The National Geographic Genographic Project is a five-year project headed by renowned geneticist, Dr. Spencer Wells, of the National Geographic Society, and partners IBM and the Waitt Foundation. In the public participation portion of the project, participants may elect to upload their Y-DNA or mtDNA results to Family Tree DNA to discover if they have any genetic matches in Family Tree DNA's database.
The Genographic Project has introduced thousands to the relatively new frontier of genetics in anthropological and genealogical applications. Along with this, comes the following success stories as a result.
Beatty Surname DNA Project:
Speaks Surname DNA Project
yesterday I got a Geno match with a new cousin who had info about the
genesis of my Speaks line that, if correct, solves the question of why
there appears to be a non-parental event. It's not a non-parental
event in the classic sense, it's two separate Thomas' in the same location
at the same time. Viva Geno!! He tested because he was
curious, not because he knew about FTDNA's surname projects or
genealogical testing. His father and grandfather did this genealogy
work years ago."
"Several years ago I set out to
document and trace back my Native ancestry, with the help of a genealogist
it was successful to a certain point, mostly in obtaining documents. It
seems as though classification of Native Americans who where not removed
to a reservation were somewhat clouded and they were often classified as
other than Native Americans. Through the Genographic project I found that
my mtDNA test indeed fell into Haplogroup A confirming my maternal line
was descended from a Full blood American Indian woman of who I have her
name and other documents. I am now continuing my research to find other
aspects of her tribal heritage and possibly other descendants."
"I have been tested in the National
Geographic Genographic project; my results have been transferred to Family
Tree DNA. I am a member of Haplogroup A. My lineage is
French/Cajun (through my mother's line); my Ancestral/Native routes are
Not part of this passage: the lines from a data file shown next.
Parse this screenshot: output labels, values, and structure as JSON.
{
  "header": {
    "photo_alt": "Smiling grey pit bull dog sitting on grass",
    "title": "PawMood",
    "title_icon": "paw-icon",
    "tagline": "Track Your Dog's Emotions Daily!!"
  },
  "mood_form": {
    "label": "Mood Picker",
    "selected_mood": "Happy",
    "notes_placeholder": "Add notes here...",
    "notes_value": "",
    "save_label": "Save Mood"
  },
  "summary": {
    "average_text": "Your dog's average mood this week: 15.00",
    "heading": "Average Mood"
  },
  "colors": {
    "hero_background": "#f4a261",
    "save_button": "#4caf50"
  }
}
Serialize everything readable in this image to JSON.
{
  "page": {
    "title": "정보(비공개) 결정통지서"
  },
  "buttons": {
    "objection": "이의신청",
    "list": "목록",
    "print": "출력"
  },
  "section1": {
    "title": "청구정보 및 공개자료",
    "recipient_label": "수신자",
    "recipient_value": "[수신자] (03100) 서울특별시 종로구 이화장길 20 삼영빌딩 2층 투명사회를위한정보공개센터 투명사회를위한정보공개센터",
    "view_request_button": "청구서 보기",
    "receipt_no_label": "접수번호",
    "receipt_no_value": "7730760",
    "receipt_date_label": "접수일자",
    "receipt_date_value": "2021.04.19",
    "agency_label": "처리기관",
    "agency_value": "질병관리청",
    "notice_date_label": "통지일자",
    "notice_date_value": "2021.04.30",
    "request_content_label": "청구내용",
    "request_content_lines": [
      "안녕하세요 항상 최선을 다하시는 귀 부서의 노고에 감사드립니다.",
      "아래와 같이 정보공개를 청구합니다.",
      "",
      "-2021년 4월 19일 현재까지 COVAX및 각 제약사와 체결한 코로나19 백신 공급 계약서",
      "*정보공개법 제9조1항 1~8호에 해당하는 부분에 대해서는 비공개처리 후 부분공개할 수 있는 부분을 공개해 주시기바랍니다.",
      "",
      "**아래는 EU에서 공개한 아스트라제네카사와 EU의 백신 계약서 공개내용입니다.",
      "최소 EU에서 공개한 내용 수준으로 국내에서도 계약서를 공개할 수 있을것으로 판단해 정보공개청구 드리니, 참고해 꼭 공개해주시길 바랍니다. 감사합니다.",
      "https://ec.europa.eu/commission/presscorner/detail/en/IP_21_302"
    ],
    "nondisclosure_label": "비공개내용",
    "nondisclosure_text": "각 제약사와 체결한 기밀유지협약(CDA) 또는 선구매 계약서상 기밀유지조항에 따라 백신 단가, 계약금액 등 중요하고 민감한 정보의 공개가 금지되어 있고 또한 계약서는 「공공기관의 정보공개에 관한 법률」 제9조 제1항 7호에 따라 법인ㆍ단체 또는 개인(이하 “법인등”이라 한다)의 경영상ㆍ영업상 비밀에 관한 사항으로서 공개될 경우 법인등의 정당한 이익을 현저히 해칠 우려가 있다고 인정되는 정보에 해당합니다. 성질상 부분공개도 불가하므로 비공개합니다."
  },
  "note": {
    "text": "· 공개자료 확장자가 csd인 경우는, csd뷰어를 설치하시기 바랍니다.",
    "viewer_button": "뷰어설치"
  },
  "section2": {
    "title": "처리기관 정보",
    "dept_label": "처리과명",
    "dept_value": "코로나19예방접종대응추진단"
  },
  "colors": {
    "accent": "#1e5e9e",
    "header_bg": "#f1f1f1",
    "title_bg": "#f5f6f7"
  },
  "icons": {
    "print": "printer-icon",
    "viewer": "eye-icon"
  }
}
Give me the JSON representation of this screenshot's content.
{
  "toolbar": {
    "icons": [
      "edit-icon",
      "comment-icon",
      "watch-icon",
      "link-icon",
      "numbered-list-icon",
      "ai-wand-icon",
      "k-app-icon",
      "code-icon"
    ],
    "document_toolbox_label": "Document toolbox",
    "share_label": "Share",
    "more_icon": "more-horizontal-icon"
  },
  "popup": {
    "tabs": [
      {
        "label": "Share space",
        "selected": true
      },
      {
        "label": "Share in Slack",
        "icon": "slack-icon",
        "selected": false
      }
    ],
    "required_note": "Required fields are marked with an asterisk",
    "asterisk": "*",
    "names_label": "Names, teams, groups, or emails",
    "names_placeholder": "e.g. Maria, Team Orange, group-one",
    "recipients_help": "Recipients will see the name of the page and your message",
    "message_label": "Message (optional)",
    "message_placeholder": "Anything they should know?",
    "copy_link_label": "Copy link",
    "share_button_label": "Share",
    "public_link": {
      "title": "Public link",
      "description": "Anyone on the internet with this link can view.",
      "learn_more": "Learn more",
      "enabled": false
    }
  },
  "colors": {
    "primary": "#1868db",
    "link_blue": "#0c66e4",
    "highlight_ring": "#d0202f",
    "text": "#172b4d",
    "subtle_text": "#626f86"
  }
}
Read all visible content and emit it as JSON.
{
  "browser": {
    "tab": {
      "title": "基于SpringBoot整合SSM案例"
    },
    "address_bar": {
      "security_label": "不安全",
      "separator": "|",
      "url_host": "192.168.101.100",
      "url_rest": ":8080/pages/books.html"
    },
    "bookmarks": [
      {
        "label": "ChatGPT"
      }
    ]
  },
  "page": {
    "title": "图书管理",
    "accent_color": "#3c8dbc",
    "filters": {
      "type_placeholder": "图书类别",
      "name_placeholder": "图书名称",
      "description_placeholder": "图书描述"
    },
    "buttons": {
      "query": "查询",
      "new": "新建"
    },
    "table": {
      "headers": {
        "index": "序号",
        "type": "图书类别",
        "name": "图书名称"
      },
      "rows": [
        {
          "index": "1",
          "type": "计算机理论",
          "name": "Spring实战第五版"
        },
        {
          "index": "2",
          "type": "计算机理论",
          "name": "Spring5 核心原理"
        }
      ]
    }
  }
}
found in Nova Scotia, where a French settler, Rene Rimbault, married an
Amerindian woman, known only as Anne Marie. It is through this union, that
occurred in the mid-1600s, that my Native American and French lineage can
be originally traced.
French Heritage DNA Project
Lavoie of Montréal thought she would support the objectives of National
Geographic’s Genographic Project
by ordering a mitochondrial DNA test. From information on that site she
learned that she had inherited her mitochondrial DNA from her mother, who
had inherited it from her mother, and then from mother to mother back in
time to her earliest maternal ancestor.
she know that her results would exactly match the MTDNA results of Lin
LaRochelle of Altadena in Southern California. Lin had taken the mtDNA
test months before through the French
Heritage DNA Project and had posted her direct maternal lineage to
that project site - all twelve generations of it.
Genographic participants can join other projects through Family Tree DNA,
So here were
two new cousins introduced only through the results of DNA testing. They
possessed the exact same mitochondrial DNA signature passed down to them
from their common maternal ancestor, Françoise Garnier Grenier, 400 years